* Work instructions *
Repeat the data word for word, excluding every picture.

* Items from a data source *

#####

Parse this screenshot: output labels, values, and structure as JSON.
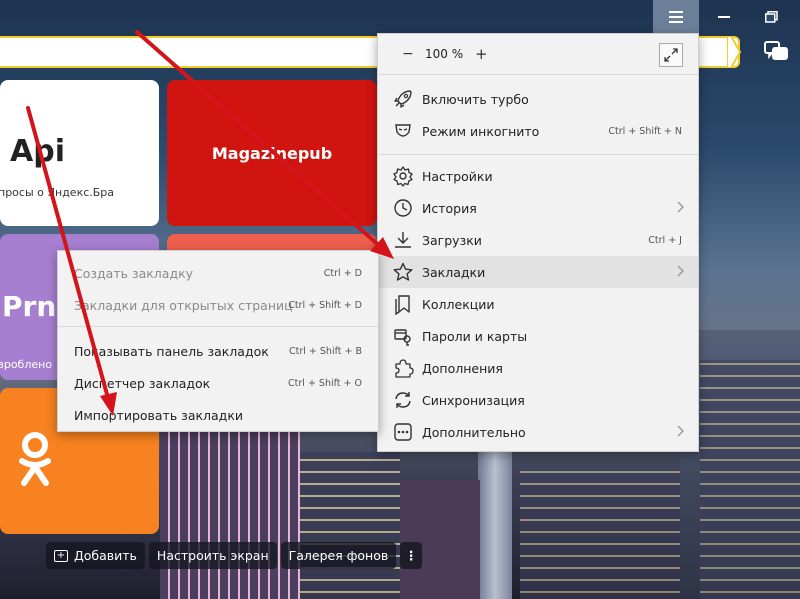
{
  "colors": {
    "address_border": "#f3cb2b",
    "menu_bg": "#f2f2f2",
    "highlight": "#e2e2e2",
    "arrow": "#d4141b",
    "tile_magazine": "#d0140f",
    "tile_prnt": "#a77fd1",
    "tile_ok": "#f7821f"
  },
  "window": {
    "menu_icon": "hamburger-icon",
    "minimize_icon": "minimize-icon",
    "restore_icon": "restore-icon"
  },
  "tiles": {
    "api": {
      "title": "Api",
      "caption": "просы о Яндекс.Бра"
    },
    "magazine": {
      "title": "Magazinepub"
    },
    "prnt": {
      "title": "Prn",
      "caption": "зроблено"
    }
  },
  "bottom_bar": {
    "add": "Добавить",
    "customize": "Настроить экран",
    "gallery": "Галерея фонов",
    "more": "⋮"
  },
  "main_menu": {
    "zoom": {
      "minus": "−",
      "value": "100 %",
      "plus": "+"
    },
    "items": [
      {
        "label": "Включить турбо",
        "icon": "rocket-icon"
      },
      {
        "label": "Режим инкогнито",
        "shortcut": "Ctrl + Shift + N",
        "icon": "incognito-mask-icon"
      },
      {
        "label": "Настройки",
        "icon": "gear-icon"
      },
      {
        "label": "История",
        "icon": "clock-icon"
      },
      {
        "label": "Загрузки",
        "shortcut": "Ctrl + J",
        "icon": "download-icon"
      },
      {
        "label": "Закладки",
        "icon": "star-icon"
      },
      {
        "label": "Коллекции",
        "icon": "collections-icon"
      },
      {
        "label": "Пароли и карты",
        "icon": "key-card-icon"
      },
      {
        "label": "Дополнения",
        "icon": "puzzle-icon"
      },
      {
        "label": "Синхронизация",
        "icon": "sync-icon"
      },
      {
        "label": "Дополнительно",
        "icon": "more-dots-icon"
      }
    ]
  },
  "bookmarks_submenu": {
    "items": [
      {
        "label": "Создать закладку",
        "shortcut": "Ctrl + D"
      },
      {
        "label": "Закладки для открытых страниц",
        "shortcut": "Ctrl + Shift + D"
      },
      {
        "label": "Показывать панель закладок",
        "shortcut": "Ctrl + Shift + B"
      },
      {
        "label": "Диспетчер закладок",
        "shortcut": "Ctrl + Shift + O"
      },
      {
        "label": "Импортировать закладки"
      }
    ]
  }
}
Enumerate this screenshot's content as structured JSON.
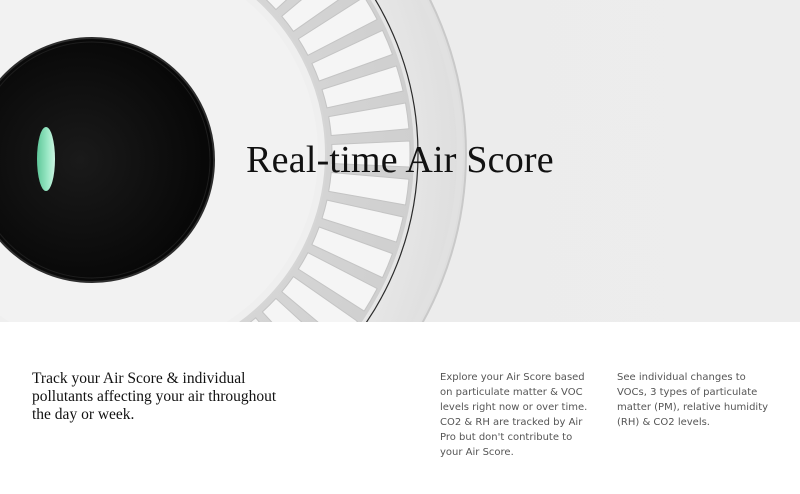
{
  "hero": {
    "title": "Real-time Air Score"
  },
  "info": {
    "headline": "Track your Air Score & individual pollutants affecting your air throughout the day or week.",
    "column_1": "Explore your Air Score based on particulate matter & VOC levels right now or over time. CO2 & RH are tracked by Air Pro but don't contribute to your Air Score.",
    "column_2": "See individual changes to VOCs, 3 types of particulate matter (PM), relative humidity (RH) & CO2 levels."
  },
  "colors": {
    "background": "#ececec",
    "device_body": "#f4f4f4",
    "display_black": "#0c0c0c",
    "status_light": "#7fd9b0",
    "text_dark": "#111111",
    "text_muted": "#555555"
  },
  "icons": {
    "device": "air-purifier-illustration",
    "status": "status-light"
  }
}
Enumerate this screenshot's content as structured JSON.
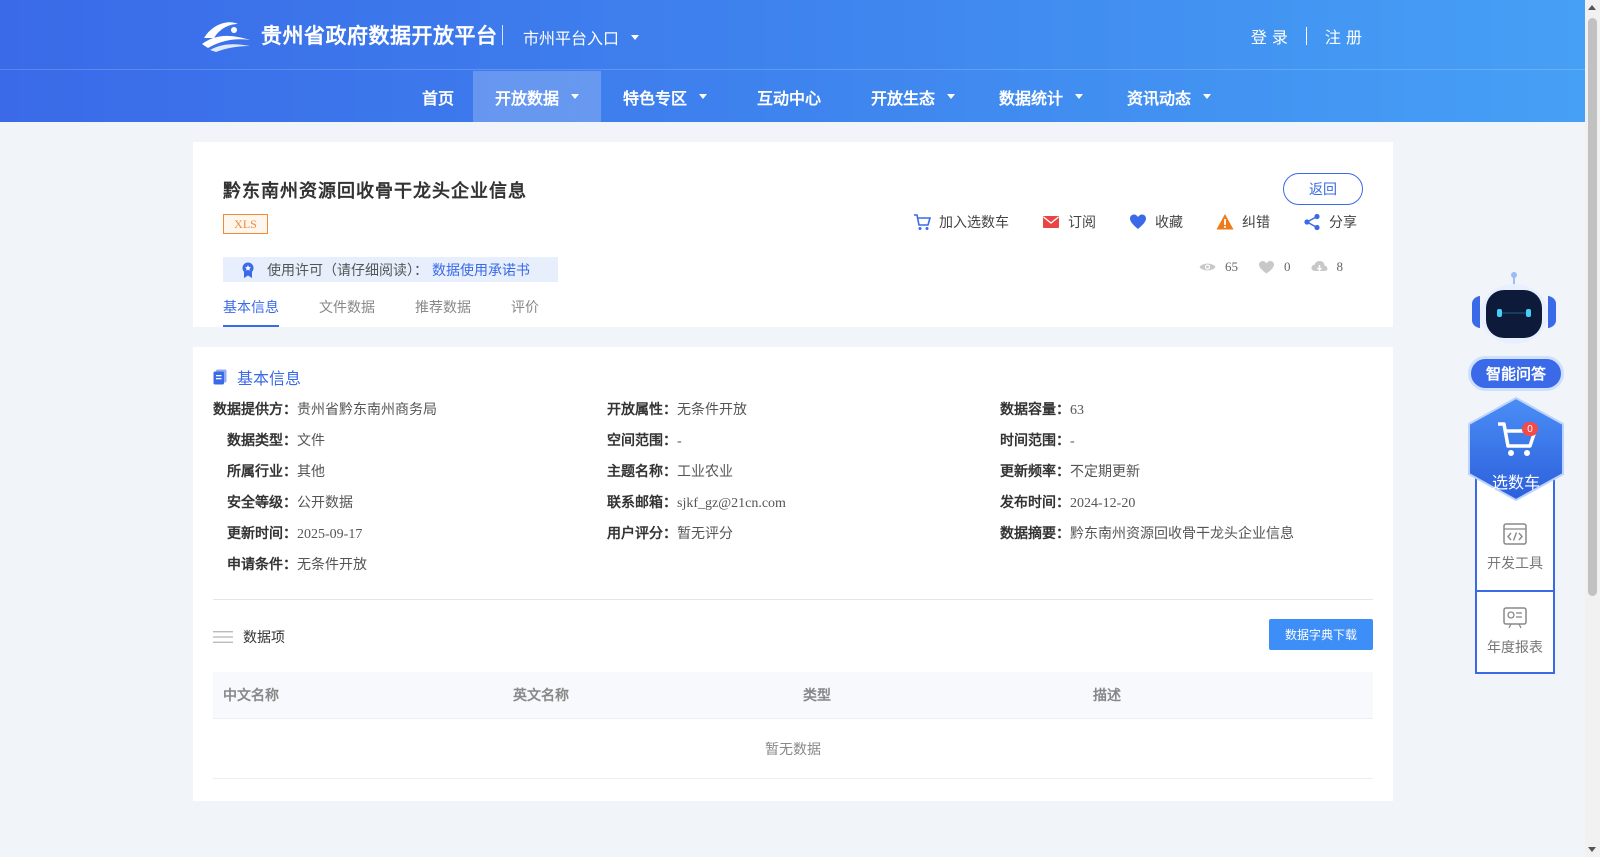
{
  "header": {
    "site_title": "贵州省政府数据开放平台",
    "city_entry": "市州平台入口",
    "login": "登 录",
    "register": "注 册",
    "nav": [
      {
        "label": "首页",
        "dropdown": false
      },
      {
        "label": "开放数据",
        "dropdown": true,
        "active": true
      },
      {
        "label": "特色专区",
        "dropdown": true
      },
      {
        "label": "互动中心",
        "dropdown": false
      },
      {
        "label": "开放生态",
        "dropdown": true
      },
      {
        "label": "数据统计",
        "dropdown": true
      },
      {
        "label": "资讯动态",
        "dropdown": true
      }
    ]
  },
  "dataset": {
    "title": "黔东南州资源回收骨干龙头企业信息",
    "format": "XLS",
    "license_label": "使用许可（请仔细阅读）：",
    "license_link": "数据使用承诺书",
    "back": "返回",
    "actions": {
      "add_cart": "加入选数车",
      "subscribe": "订阅",
      "favorite": "收藏",
      "report": "纠错",
      "share": "分享"
    },
    "stats": {
      "views": "65",
      "likes": "0",
      "downloads": "8"
    },
    "tabs": [
      "基本信息",
      "文件数据",
      "推荐数据",
      "评价"
    ]
  },
  "basic_info": {
    "section_title": "基本信息",
    "rows": [
      [
        {
          "k": "数据提供方：",
          "v": "贵州省黔东南州商务局"
        },
        {
          "k": "开放属性：",
          "v": "无条件开放"
        },
        {
          "k": "数据容量：",
          "v": "63"
        }
      ],
      [
        {
          "k": "数据类型：",
          "v": "文件"
        },
        {
          "k": "空间范围：",
          "v": "-"
        },
        {
          "k": "时间范围：",
          "v": "-"
        }
      ],
      [
        {
          "k": "所属行业：",
          "v": "其他"
        },
        {
          "k": "主题名称：",
          "v": "工业农业"
        },
        {
          "k": "更新频率：",
          "v": "不定期更新"
        }
      ],
      [
        {
          "k": "安全等级：",
          "v": "公开数据"
        },
        {
          "k": "联系邮箱：",
          "v": "sjkf_gz@21cn.com"
        },
        {
          "k": "发布时间：",
          "v": "2024-12-20"
        }
      ],
      [
        {
          "k": "更新时间：",
          "v": "2025-09-17"
        },
        {
          "k": "用户评分：",
          "v": "暂无评分"
        },
        {
          "k": "数据摘要：",
          "v": "黔东南州资源回收骨干龙头企业信息"
        }
      ],
      [
        {
          "k": "申请条件：",
          "v": "无条件开放"
        }
      ]
    ]
  },
  "data_items": {
    "title": "数据项",
    "download_btn": "数据字典下载",
    "columns": [
      "中文名称",
      "英文名称",
      "类型",
      "描述"
    ],
    "empty_text": "暂无数据"
  },
  "widget": {
    "ask": "智能问答",
    "cart": "选数车",
    "cart_count": "0",
    "dev_tools": "开发工具",
    "annual_report": "年度报表"
  },
  "colors": {
    "primary": "#3a6ae8",
    "accent_orange": "#f08a3b",
    "button_blue": "#3d8ef7"
  }
}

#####

* Completed task *
Parse this screenshot: output labels, values, and structure as JSON.
{
  "colors": {
    "address_border": "#f3cb2b",
    "menu_bg": "#f2f2f2",
    "highlight": "#e2e2e2",
    "arrow": "#d4141b",
    "tile_magazine": "#d0140f",
    "tile_prnt": "#a77fd1",
    "tile_ok": "#f7821f"
  },
  "window": {
    "menu_icon": "hamburger-icon",
    "minimize_icon": "minimize-icon",
    "restore_icon": "restore-icon"
  },
  "tiles": {
    "api": {
      "title": "Api",
      "caption": "просы о Яндекс.Бра"
    },
    "magazine": {
      "title": "Magazinepub"
    },
    "prnt": {
      "title": "Prn",
      "caption": "зроблено"
    }
  },
  "bottom_bar": {
    "add": "Добавить",
    "customize": "Настроить экран",
    "gallery": "Галерея фонов",
    "more": "⋮"
  },
  "main_menu": {
    "zoom": {
      "minus": "−",
      "value": "100 %",
      "plus": "+"
    },
    "items": [
      {
        "label": "Включить турбо",
        "icon": "rocket-icon"
      },
      {
        "label": "Режим инкогнито",
        "shortcut": "Ctrl + Shift + N",
        "icon": "incognito-mask-icon"
      },
      {
        "label": "Настройки",
        "icon": "gear-icon"
      },
      {
        "label": "История",
        "icon": "clock-icon"
      },
      {
        "label": "Загрузки",
        "shortcut": "Ctrl + J",
        "icon": "download-icon"
      },
      {
        "label": "Закладки",
        "icon": "star-icon"
      },
      {
        "label": "Коллекции",
        "icon": "collections-icon"
      },
      {
        "label": "Пароли и карты",
        "icon": "key-card-icon"
      },
      {
        "label": "Дополнения",
        "icon": "puzzle-icon"
      },
      {
        "label": "Синхронизация",
        "icon": "sync-icon"
      },
      {
        "label": "Дополнительно",
        "icon": "more-dots-icon"
      }
    ]
  },
  "bookmarks_submenu": {
    "items": [
      {
        "label": "Создать закладку",
        "shortcut": "Ctrl + D"
      },
      {
        "label": "Закладки для открытых страниц",
        "shortcut": "Ctrl + Shift + D"
      },
      {
        "label": "Показывать панель закладок",
        "shortcut": "Ctrl + Shift + B"
      },
      {
        "label": "Диспетчер закладок",
        "shortcut": "Ctrl + Shift + O"
      },
      {
        "label": "Импортировать закладки"
      }
    ]
  }
}
Enumerate this screenshot's content as structured JSON.
{
  "hero": {
    "title": "Real-time Air Score"
  },
  "info": {
    "headline": "Track your Air Score & individual pollutants affecting your air throughout the day or week.",
    "column_1": "Explore your Air Score based on particulate matter & VOC levels right now or over time. CO2 & RH are tracked by Air Pro but don't contribute to your Air Score.",
    "column_2": "See individual changes to VOCs, 3 types of particulate matter (PM), relative humidity (RH) & CO2 levels."
  },
  "colors": {
    "background": "#ececec",
    "device_body": "#f4f4f4",
    "display_black": "#0c0c0c",
    "status_light": "#7fd9b0",
    "text_dark": "#111111",
    "text_muted": "#555555"
  },
  "icons": {
    "device": "air-purifier-illustration",
    "status": "status-light"
  }
}
Enumerate this screenshot's content as structured JSON.
{
  "header": {
    "site_title": "贵州省政府数据开放平台",
    "city_entry": "市州平台入口",
    "login": "登 录",
    "register": "注 册",
    "nav": [
      {
        "label": "首页",
        "dropdown": false
      },
      {
        "label": "开放数据",
        "dropdown": true,
        "active": true
      },
      {
        "label": "特色专区",
        "dropdown": true
      },
      {
        "label": "互动中心",
        "dropdown": false
      },
      {
        "label": "开放生态",
        "dropdown": true
      },
      {
        "label": "数据统计",
        "dropdown": true
      },
      {
        "label": "资讯动态",
        "dropdown": true
      }
    ]
  },
  "dataset": {
    "title": "黔东南州资源回收骨干龙头企业信息",
    "format": "XLS",
    "license_label": "使用许可（请仔细阅读）：",
    "license_link": "数据使用承诺书",
    "back": "返回",
    "actions": {
      "add_cart": "加入选数车",
      "subscribe": "订阅",
      "favorite": "收藏",
      "report": "纠错",
      "share": "分享"
    },
    "stats": {
      "views": "65",
      "likes": "0",
      "downloads": "8"
    },
    "tabs": [
      "基本信息",
      "文件数据",
      "推荐数据",
      "评价"
    ]
  },
  "basic_info": {
    "section_title": "基本信息",
    "rows": [
      [
        {
          "k": "数据提供方：",
          "v": "贵州省黔东南州商务局"
        },
        {
          "k": "开放属性：",
          "v": "无条件开放"
        },
        {
          "k": "数据容量：",
          "v": "63"
        }
      ],
      [
        {
          "k": "数据类型：",
          "v": "文件"
        },
        {
          "k": "空间范围：",
          "v": "-"
        },
        {
          "k": "时间范围：",
          "v": "-"
        }
      ],
      [
        {
          "k": "所属行业：",
          "v": "其他"
        },
        {
          "k": "主题名称：",
          "v": "工业农业"
        },
        {
          "k": "更新频率：",
          "v": "不定期更新"
        }
      ],
      [
        {
          "k": "安全等级：",
          "v": "公开数据"
        },
        {
          "k": "联系邮箱：",
          "v": "sjkf_gz@21cn.com"
        },
        {
          "k": "发布时间：",
          "v": "2024-12-20"
        }
      ],
      [
        {
          "k": "更新时间：",
          "v": "2025-09-17"
        },
        {
          "k": "用户评分：",
          "v": "暂无评分"
        },
        {
          "k": "数据摘要：",
          "v": "黔东南州资源回收骨干龙头企业信息"
        }
      ],
      [
        {
          "k": "申请条件：",
          "v": "无条件开放"
        }
      ]
    ]
  },
  "data_items": {
    "title": "数据项",
    "download_btn": "数据字典下载",
    "columns": [
      "中文名称",
      "英文名称",
      "类型",
      "描述"
    ],
    "empty_text": "暂无数据"
  },
  "widget": {
    "ask": "智能问答",
    "cart": "选数车",
    "cart_count": "0",
    "dev_tools": "开发工具",
    "annual_report": "年度报表"
  },
  "colors": {
    "primary": "#3a6ae8",
    "accent_orange": "#f08a3b",
    "button_blue": "#3d8ef7"
  }
}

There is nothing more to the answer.